In a joint statement by the Food and Drugs Authority (FDA) and the Ghana Health Service (GHS) to mark the week, they reaffirmed their commitment to promoting and supporting breastfeeding.
It said breastfeeding was a fundamental right of every child and was vital to child survival and development.
It, however, said despite the irrefutable benefits of breastfeeding, many working parents still faced difficulties in keeping up with exclusive breastfeeding for the recommended six months and continue to breastfeed for up to two years or longer.
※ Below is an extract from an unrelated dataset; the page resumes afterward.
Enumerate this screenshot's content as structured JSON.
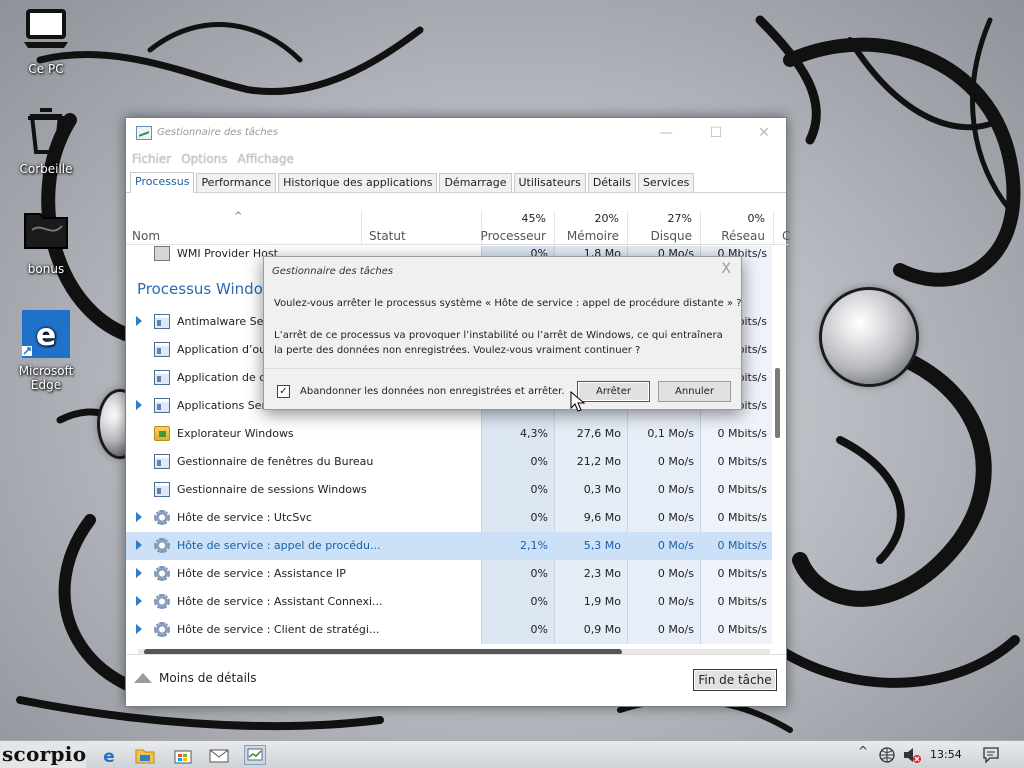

It pinpointed long working hours, limited maternity leave, inadequate breastfeeding leave and the stigma surrounding breastfeeding in the workplace as some of the barriers preventing parents from providing optimal nutrition for their infants.
The two entities therefore called on all stakeholders, including governments, employers, civil society and community organisations, to work together to overcome those barriers and create a favourable environment to support breastfeeding for working parents.
It recommended among others for laws and workplace policies as national legislation that protects the breastfeeding rights of working parents, including full leave, flexible work arrangements and breastfeeding leave.
Also a joint statement by the UNICEF Executive Director, Catherine Russell and WHO Director-General, Dr Tedros Adhanom Ghebreyesus, to mark the week, said in the last 10 years, many countries have made significant progress to increase exclusive breastfeeding rates.
Yet even greater progress is possible when breastfeeding is protected and supported, particularly in the workplace.
The statement which was on the international theme, “Let’s make breastfeeding at work, work” emphasised the need for greater breastfeeding support across all workplaces to sustain and improve progress on breastfeeding rates globally.
It said in the last decade, the prevalence of exclusive breastfeeding has increased by a remarkable 10 percentage points, to 48 per cent globally saying to reach the global 2030 target of 70 per cent, the barriers women and families faced to achieving their breastfeeding goals must be addressed.